In 2009, Decibel Guitars was launched.

Decibel Guitars logo

Things are off to a slow but steady start, and the designs have been very well received. You can read (and see) more over at the Decibel Guitars website.

Decibel has also been an opportunity for me to exercise the power and potential of social media, with active Facebook and Twitter content driving traffic to the site and acting as open, two-way conduits of communication between myself and potential customers.

BlackBerry theme design

I’ve been interested in design for small screens for quite a while. The resolution and user input constraints have always presented unique challenges from a design and user experience perspective.

Of course, as screen resolutions, graphic processing power, touch screens, alternate pointing devices and full QWERTY keyboards have become increasingly common, many of those requirements and limitations have been eased (or eliminated altogether) but new input methodologies have also meant new challenges and new UX paradigms that need to evolve to address the ever-changing state of human-computer interaction.

When RIM moved more into the consumer space with the introduction of the BlackBerry Pearl in 1995, i took interest.
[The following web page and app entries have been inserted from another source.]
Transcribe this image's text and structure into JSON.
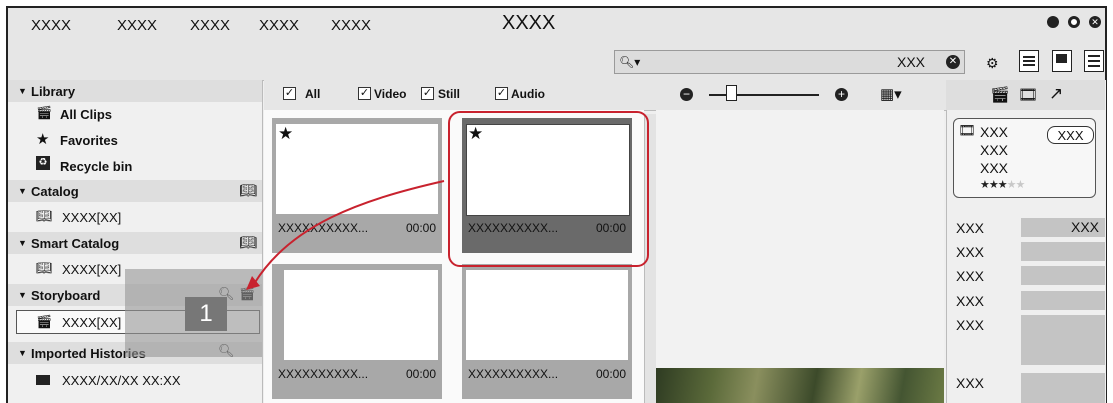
{
  "menu": {
    "items": [
      "XXXX",
      "XXXX",
      "XXXX",
      "XXXX",
      "XXXX"
    ],
    "title": "XXXX"
  },
  "search": {
    "value": "XXX"
  },
  "sidebar": {
    "library": "Library",
    "all_clips": "All Clips",
    "favorites": "Favorites",
    "recycle_bin": "Recycle bin",
    "catalog": "Catalog",
    "catalog_item": "XXXX[XX]",
    "smart_catalog": "Smart Catalog",
    "smart_catalog_item": "XXXX[XX]",
    "storyboard": "Storyboard",
    "storyboard_item": "XXXX[XX]",
    "imported_histories": "Imported Histories",
    "history_item": "XXXX/XX/XX XX:XX"
  },
  "filters": {
    "all": "All",
    "video": "Video",
    "still": "Still",
    "audio": "Audio"
  },
  "zoom": {
    "value": 0.2
  },
  "clips": [
    {
      "name": "XXXXXXXXXX...",
      "time": "00:00",
      "favorite": true,
      "selected": false
    },
    {
      "name": "XXXXXXXXXX...",
      "time": "00:00",
      "favorite": true,
      "selected": true
    },
    {
      "name": "XXXXXXXXXX...",
      "time": "00:00",
      "favorite": false,
      "selected": false
    },
    {
      "name": "XXXXXXXXXX...",
      "time": "00:00",
      "favorite": false,
      "selected": false
    }
  ],
  "properties": {
    "card_lines": [
      "XXX",
      "XXX",
      "XXX"
    ],
    "card_tag": "XXX",
    "rating": 3,
    "rating_max": 5,
    "rows": [
      {
        "label": "XXX",
        "value": "XXX"
      },
      {
        "label": "XXX",
        "value": ""
      },
      {
        "label": "XXX",
        "value": ""
      },
      {
        "label": "XXX",
        "value": ""
      },
      {
        "label": "XXX",
        "value": ""
      },
      {
        "label": "XXX",
        "value": ""
      }
    ]
  },
  "callout": {
    "number": "1"
  },
  "colors": {
    "highlight": "#c8222e",
    "selected_clip": "#6a6a6a"
  },
  "icons": [
    "search-icon",
    "close-icon",
    "gear-icon",
    "star-icon",
    "clapper-icon",
    "catalog-icon",
    "folder-icon",
    "trash-icon",
    "export-icon"
  ]
}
But it wasn’t for a couple of years that i started delving into theme design for BlackBerry handhelds for my own personal use.

My first run at it was heavily influenced by the iPhone’s user interface, but i opted to not use any Apple intellectual property, unlike other theme designers, who simply cropped icons out of Apple screen shots, and most other elements fell short of the same level of polish.

The visual language i began with glassTile prompted me to expand it out into a cleaner, original theme family that ended up with three “metal” variants as well as red and pink themes based off the same iconography. These were made commercially available and they were purchased by several thousand happy users.

The themes were all based around the same concept of having a “horizon line” splitting the screen into defined areas. There is a clean “status bar” at the top, showing signal and battery strength, carrier info and small icons for secondary functionality such as Bluetooth. The “dashboard” area above the horizon line features a prominently positioned clock in a modern, flush-left position, as well as date information and the profile icon.

These themes were, of course, based primarily on my own preferences for information hierarchy, but it felt completely natural and intuitive. The position of the horizon line was designed to allow consistency of the menu bar and dashboard on subsequent screens for phone lists and in-call displays.

imoney.com: Turning green into Internet gold



The year was 1998. The Web had been around for all of about 5 years, and the Internet Gold Rush was on. A plucky team of innovators, funded by now-billionaire financier Gerry Schwartz through Bayshore Capital, started up a venture called FSDirect in an effort to launch one of the first independent financial services sites in Canada.

Reactor was called in to contribute to the user experience of the first generation of the site, and along the way, we managed to land the branding assignment as well. (… or was that the other way around?)

Keep in mind that 1998 was pre-iMac, pre-iPod… pre-iAnything, really. Truly groundbreaking! (You can thank us later, Mr. Jobs… just send the royalties to the following… but i digress…) The imoney brand lasted through several iterations of the site design before it was folded into another financial services site in 2000.

It was very innovative at the time, and even bested the efforts of many of the major banks, who were taking very tentative steps into the online consumer investment and trading world. Alas, the screenshots of the imoney interface design have been lost to the ravages of pixel erosion. Besides, they were so ’90s!